:: BRIEF ::
When a record contains an image, skip the image and retype the rest of that record exactly.

:: DATA RECORDS ::
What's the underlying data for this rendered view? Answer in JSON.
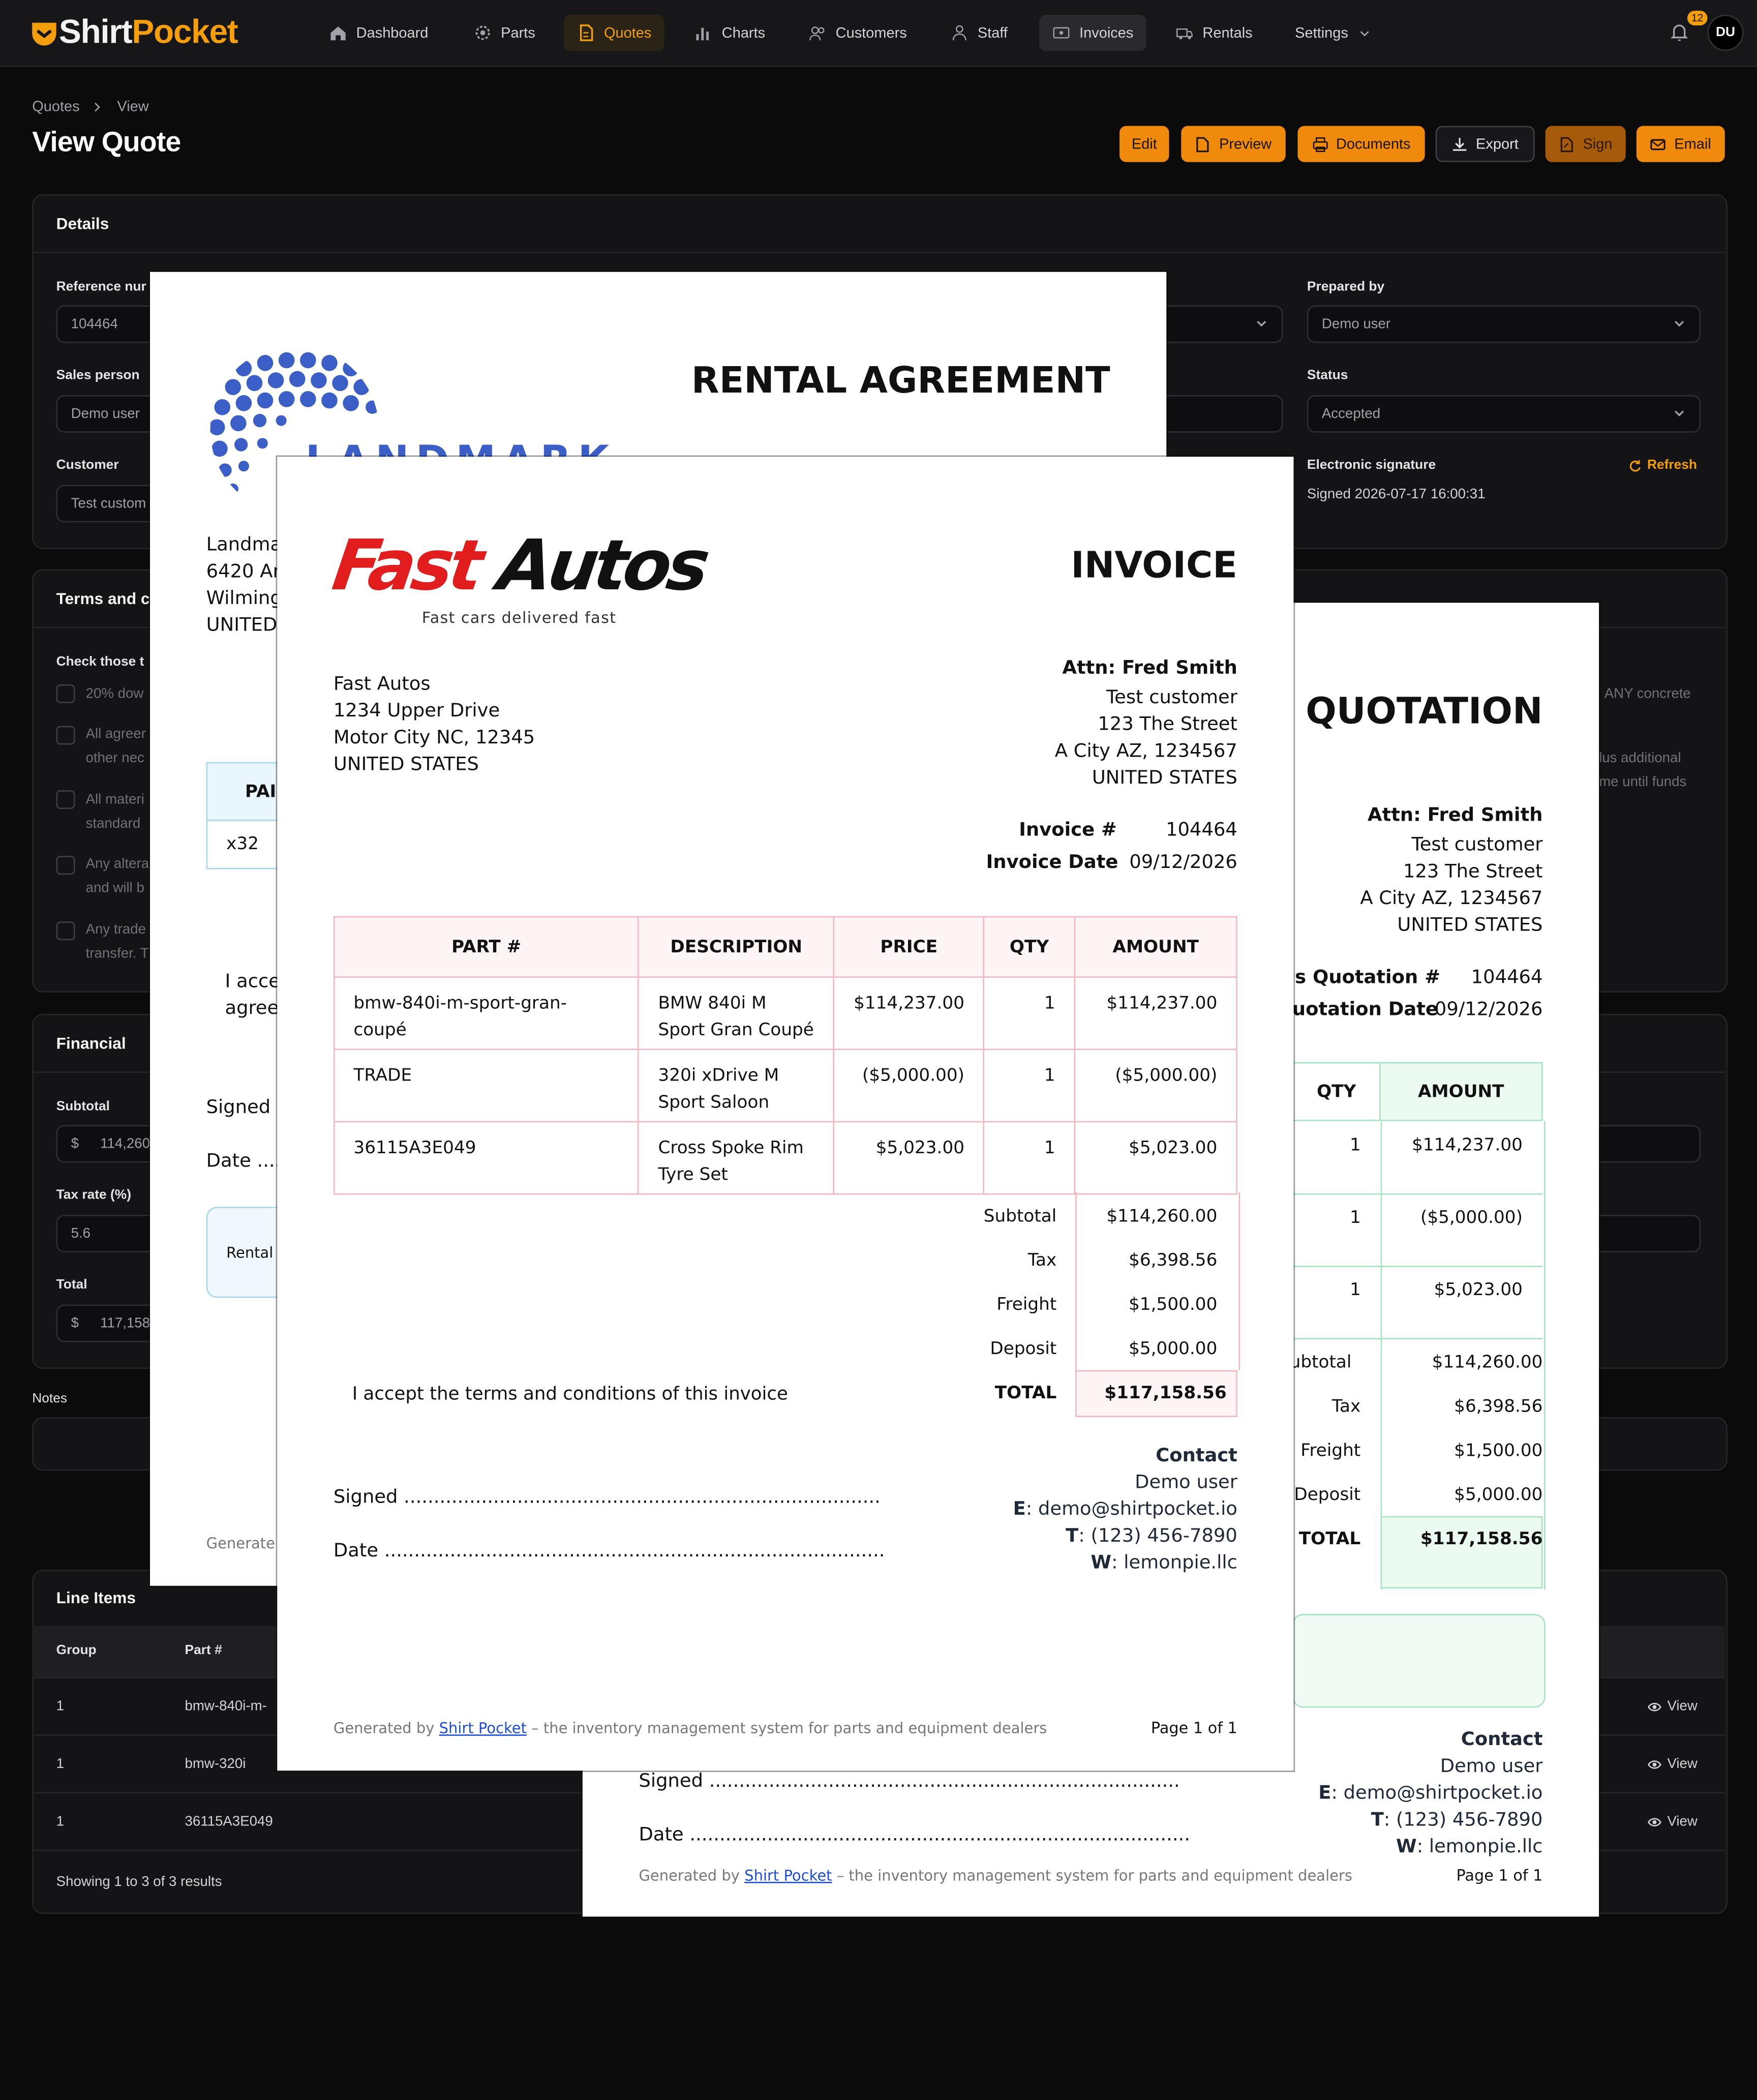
{
  "app": {
    "brand_a": "Shirt",
    "brand_b": "Pocket",
    "accent": "#f59e0b",
    "nav": [
      {
        "label": "Dashboard",
        "icon": "home-icon"
      },
      {
        "label": "Parts",
        "icon": "cog-icon"
      },
      {
        "label": "Quotes",
        "icon": "document-icon"
      },
      {
        "label": "Charts",
        "icon": "bar-chart-icon"
      },
      {
        "label": "Customers",
        "icon": "users-icon"
      },
      {
        "label": "Staff",
        "icon": "staff-icon"
      },
      {
        "label": "Invoices",
        "icon": "invoice-icon"
      },
      {
        "label": "Rentals",
        "icon": "truck-icon"
      },
      {
        "label": "Settings",
        "icon": "chevron-down-icon"
      }
    ],
    "notifications": "12",
    "avatar": "DU"
  },
  "header": {
    "breadcrumb": [
      "Quotes",
      "View"
    ],
    "title": "View Quote",
    "buttons": [
      "Edit",
      "Preview",
      "Documents",
      "Export",
      "Sign",
      "Email"
    ]
  },
  "details": {
    "title": "Details",
    "ref_label": "Reference nur",
    "ref_value": "104464",
    "sales_label": "Sales person",
    "sales_value": "Demo user",
    "customer_label": "Customer",
    "customer_value": "Test custom",
    "prepared_label": "Prepared by",
    "prepared_value": "Demo user",
    "status_label": "Status",
    "status_value": "Accepted",
    "sig_label": "Electronic signature",
    "sig_refresh": "Refresh",
    "sig_value": "Signed 2026-07-17 16:00:31"
  },
  "terms": {
    "title": "Terms and c",
    "check_label": "Check those t",
    "items": [
      "20% dow",
      "All agreer",
      "other nec",
      "All materi",
      "standard",
      "Any altera",
      "and will b",
      "Any trade",
      "transfer. T"
    ],
    "right": [
      "ANY concrete",
      "lus additional",
      "me until funds"
    ]
  },
  "financial": {
    "title": "Financial",
    "subtotal_label": "Subtotal",
    "currency": "$",
    "subtotal_value": "114,260",
    "tax_label": "Tax rate (%)",
    "tax_value": "5.6",
    "total_label": "Total",
    "total_value": "117,158"
  },
  "notes_label": "Notes",
  "line_items": {
    "title": "Line Items",
    "headers": [
      "Group",
      "Part #"
    ],
    "rows": [
      {
        "group": "1",
        "part": "bmw-840i-m-",
        "action": "View"
      },
      {
        "group": "1",
        "part": "bmw-320i",
        "action": "View"
      },
      {
        "group": "1",
        "part": "36115A3E049",
        "action": "View"
      }
    ],
    "footer": "Showing 1 to 3 of 3 results"
  },
  "rental": {
    "title": "RENTAL AGREEMENT",
    "logo_text": "LANDMARK",
    "address": [
      "Landma",
      "6420 An",
      "Wilming",
      "UNITED"
    ],
    "table_head": "PAI",
    "table_cell": "x32",
    "accept": [
      "I acce",
      "agree"
    ],
    "signed": "Signed .",
    "date": "Date ....",
    "note": "Rental",
    "footer": "Generate"
  },
  "quotation": {
    "title": "QUOTATION",
    "attn": "Attn: Fred Smith",
    "to": [
      "Test customer",
      "123 The Street",
      "A City AZ, 1234567",
      "UNITED STATES"
    ],
    "num_label": "s Quotation #",
    "num_value": "104464",
    "date_label": "uotation Date",
    "date_value": "09/12/2026",
    "col_qty": "QTY",
    "col_amount": "AMOUNT",
    "rows": [
      {
        "qty": "1",
        "amount": "$114,237.00"
      },
      {
        "qty": "1",
        "amount": "($5,000.00)"
      },
      {
        "qty": "1",
        "amount": "$5,023.00"
      }
    ],
    "totals": [
      {
        "label": "ubtotal",
        "value": "$114,260.00"
      },
      {
        "label": "Tax",
        "value": "$6,398.56"
      },
      {
        "label": "Freight",
        "value": "$1,500.00"
      },
      {
        "label": "Deposit",
        "value": "$5,000.00"
      },
      {
        "label": "TOTAL",
        "value": "$117,158.56"
      }
    ],
    "contact_title": "Contact",
    "contact_name": "Demo user",
    "email_k": "E",
    "email_v": ": demo@shirtpocket.io",
    "tel_k": "T",
    "tel_v": ": (123) 456-7890",
    "web_k": "W",
    "web_v": ": lemonpie.llc",
    "signed": "Signed ...............................................................................",
    "date": "Date ....................................................................................",
    "gen_a": "Generated by",
    "gen_link": "Shirt Pocket",
    "gen_b": "– the inventory management system for parts and equipment dealers",
    "page": "Page 1 of 1"
  },
  "invoice": {
    "brand_a": "Fast",
    "brand_b": "Autos",
    "tagline": "Fast cars delivered fast",
    "title": "INVOICE",
    "from": [
      "Fast Autos",
      "1234 Upper Drive",
      "Motor City NC, 12345",
      "UNITED STATES"
    ],
    "attn": "Attn: Fred Smith",
    "to": [
      "Test customer",
      "123 The Street",
      "A City AZ, 1234567",
      "UNITED STATES"
    ],
    "num_label": "Invoice #",
    "num_value": "104464",
    "date_label": "Invoice Date",
    "date_value": "09/12/2026",
    "headers": [
      "PART #",
      "DESCRIPTION",
      "PRICE",
      "QTY",
      "AMOUNT"
    ],
    "rows": [
      {
        "part": "bmw-840i-m-sport-gran-coupé",
        "desc1": "BMW 840i M",
        "desc2": "Sport Gran Coupé",
        "price": "$114,237.00",
        "qty": "1",
        "amount": "$114,237.00"
      },
      {
        "part": "TRADE",
        "desc1": "320i xDrive M",
        "desc2": "Sport Saloon",
        "price": "($5,000.00)",
        "qty": "1",
        "amount": "($5,000.00)"
      },
      {
        "part": "36115A3E049",
        "desc1": "Cross Spoke Rim",
        "desc2": "Tyre Set",
        "price": "$5,023.00",
        "qty": "1",
        "amount": "$5,023.00"
      }
    ],
    "totals": [
      {
        "label": "Subtotal",
        "value": "$114,260.00"
      },
      {
        "label": "Tax",
        "value": "$6,398.56"
      },
      {
        "label": "Freight",
        "value": "$1,500.00"
      },
      {
        "label": "Deposit",
        "value": "$5,000.00"
      }
    ],
    "total_label": "TOTAL",
    "total_value": "$117,158.56",
    "accept": "I accept the terms and conditions of this invoice",
    "contact_title": "Contact",
    "contact_name": "Demo user",
    "email_k": "E",
    "email_v": ": demo@shirtpocket.io",
    "tel_k": "T",
    "tel_v": ": (123) 456-7890",
    "web_k": "W",
    "web_v": ": lemonpie.llc",
    "signed": "Signed ................................................................................",
    "date": "Date ....................................................................................",
    "gen_a": "Generated by",
    "gen_link": "Shirt Pocket",
    "gen_b": "– the inventory management system for parts and equipment dealers",
    "page": "Page 1 of 1"
  }
}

:: TASK OUTPUT ::
What's the underlying data for this rendered view? Answer in JSON.
{
  "app": {
    "brand_a": "Shirt",
    "brand_b": "Pocket",
    "accent": "#f59e0b",
    "nav": [
      {
        "label": "Dashboard",
        "icon": "home-icon"
      },
      {
        "label": "Parts",
        "icon": "cog-icon"
      },
      {
        "label": "Quotes",
        "icon": "document-icon"
      },
      {
        "label": "Charts",
        "icon": "bar-chart-icon"
      },
      {
        "label": "Customers",
        "icon": "users-icon"
      },
      {
        "label": "Staff",
        "icon": "staff-icon"
      },
      {
        "label": "Invoices",
        "icon": "invoice-icon"
      },
      {
        "label": "Rentals",
        "icon": "truck-icon"
      },
      {
        "label": "Settings",
        "icon": "chevron-down-icon"
      }
    ],
    "notifications": "12",
    "avatar": "DU"
  },
  "header": {
    "breadcrumb": [
      "Quotes",
      "View"
    ],
    "title": "View Quote",
    "buttons": [
      "Edit",
      "Preview",
      "Documents",
      "Export",
      "Sign",
      "Email"
    ]
  },
  "details": {
    "title": "Details",
    "ref_label": "Reference nur",
    "ref_value": "104464",
    "sales_label": "Sales person",
    "sales_value": "Demo user",
    "customer_label": "Customer",
    "customer_value": "Test custom",
    "prepared_label": "Prepared by",
    "prepared_value": "Demo user",
    "status_label": "Status",
    "status_value": "Accepted",
    "sig_label": "Electronic signature",
    "sig_refresh": "Refresh",
    "sig_value": "Signed 2026-07-17 16:00:31"
  },
  "terms": {
    "title": "Terms and c",
    "check_label": "Check those t",
    "items": [
      "20% dow",
      "All agreer",
      "other nec",
      "All materi",
      "standard",
      "Any altera",
      "and will b",
      "Any trade",
      "transfer. T"
    ],
    "right": [
      "ANY concrete",
      "lus additional",
      "me until funds"
    ]
  },
  "financial": {
    "title": "Financial",
    "subtotal_label": "Subtotal",
    "currency": "$",
    "subtotal_value": "114,260",
    "tax_label": "Tax rate (%)",
    "tax_value": "5.6",
    "total_label": "Total",
    "total_value": "117,158"
  },
  "notes_label": "Notes",
  "line_items": {
    "title": "Line Items",
    "headers": [
      "Group",
      "Part #"
    ],
    "rows": [
      {
        "group": "1",
        "part": "bmw-840i-m-",
        "action": "View"
      },
      {
        "group": "1",
        "part": "bmw-320i",
        "action": "View"
      },
      {
        "group": "1",
        "part": "36115A3E049",
        "action": "View"
      }
    ],
    "footer": "Showing 1 to 3 of 3 results"
  },
  "rental": {
    "title": "RENTAL AGREEMENT",
    "logo_text": "LANDMARK",
    "address": [
      "Landma",
      "6420 An",
      "Wilming",
      "UNITED"
    ],
    "table_head": "PAI",
    "table_cell": "x32",
    "accept": [
      "I acce",
      "agree"
    ],
    "signed": "Signed .",
    "date": "Date ....",
    "note": "Rental",
    "footer": "Generate"
  },
  "quotation": {
    "title": "QUOTATION",
    "attn": "Attn: Fred Smith",
    "to": [
      "Test customer",
      "123 The Street",
      "A City AZ, 1234567",
      "UNITED STATES"
    ],
    "num_label": "s Quotation #",
    "num_value": "104464",
    "date_label": "uotation Date",
    "date_value": "09/12/2026",
    "col_qty": "QTY",
    "col_amount": "AMOUNT",
    "rows": [
      {
        "qty": "1",
        "amount": "$114,237.00"
      },
      {
        "qty": "1",
        "amount": "($5,000.00)"
      },
      {
        "qty": "1",
        "amount": "$5,023.00"
      }
    ],
    "totals": [
      {
        "label": "ubtotal",
        "value": "$114,260.00"
      },
      {
        "label": "Tax",
        "value": "$6,398.56"
      },
      {
        "label": "Freight",
        "value": "$1,500.00"
      },
      {
        "label": "Deposit",
        "value": "$5,000.00"
      },
      {
        "label": "TOTAL",
        "value": "$117,158.56"
      }
    ],
    "contact_title": "Contact",
    "contact_name": "Demo user",
    "email_k": "E",
    "email_v": ": demo@shirtpocket.io",
    "tel_k": "T",
    "tel_v": ": (123) 456-7890",
    "web_k": "W",
    "web_v": ": lemonpie.llc",
    "signed": "Signed ...............................................................................",
    "date": "Date ....................................................................................",
    "gen_a": "Generated by",
    "gen_link": "Shirt Pocket",
    "gen_b": "– the inventory management system for parts and equipment dealers",
    "page": "Page 1 of 1"
  },
  "invoice": {
    "brand_a": "Fast",
    "brand_b": "Autos",
    "tagline": "Fast cars delivered fast",
    "title": "INVOICE",
    "from": [
      "Fast Autos",
      "1234 Upper Drive",
      "Motor City NC, 12345",
      "UNITED STATES"
    ],
    "attn": "Attn: Fred Smith",
    "to": [
      "Test customer",
      "123 The Street",
      "A City AZ, 1234567",
      "UNITED STATES"
    ],
    "num_label": "Invoice #",
    "num_value": "104464",
    "date_label": "Invoice Date",
    "date_value": "09/12/2026",
    "headers": [
      "PART #",
      "DESCRIPTION",
      "PRICE",
      "QTY",
      "AMOUNT"
    ],
    "rows": [
      {
        "part": "bmw-840i-m-sport-gran-coupé",
        "desc1": "BMW 840i M",
        "desc2": "Sport Gran Coupé",
        "price": "$114,237.00",
        "qty": "1",
        "amount": "$114,237.00"
      },
      {
        "part": "TRADE",
        "desc1": "320i xDrive M",
        "desc2": "Sport Saloon",
        "price": "($5,000.00)",
        "qty": "1",
        "amount": "($5,000.00)"
      },
      {
        "part": "36115A3E049",
        "desc1": "Cross Spoke Rim",
        "desc2": "Tyre Set",
        "price": "$5,023.00",
        "qty": "1",
        "amount": "$5,023.00"
      }
    ],
    "totals": [
      {
        "label": "Subtotal",
        "value": "$114,260.00"
      },
      {
        "label": "Tax",
        "value": "$6,398.56"
      },
      {
        "label": "Freight",
        "value": "$1,500.00"
      },
      {
        "label": "Deposit",
        "value": "$5,000.00"
      }
    ],
    "total_label": "TOTAL",
    "total_value": "$117,158.56",
    "accept": "I accept the terms and conditions of this invoice",
    "contact_title": "Contact",
    "contact_name": "Demo user",
    "email_k": "E",
    "email_v": ": demo@shirtpocket.io",
    "tel_k": "T",
    "tel_v": ": (123) 456-7890",
    "web_k": "W",
    "web_v": ": lemonpie.llc",
    "signed": "Signed ................................................................................",
    "date": "Date ....................................................................................",
    "gen_a": "Generated by",
    "gen_link": "Shirt Pocket",
    "gen_b": "– the inventory management system for parts and equipment dealers",
    "page": "Page 1 of 1"
  }
}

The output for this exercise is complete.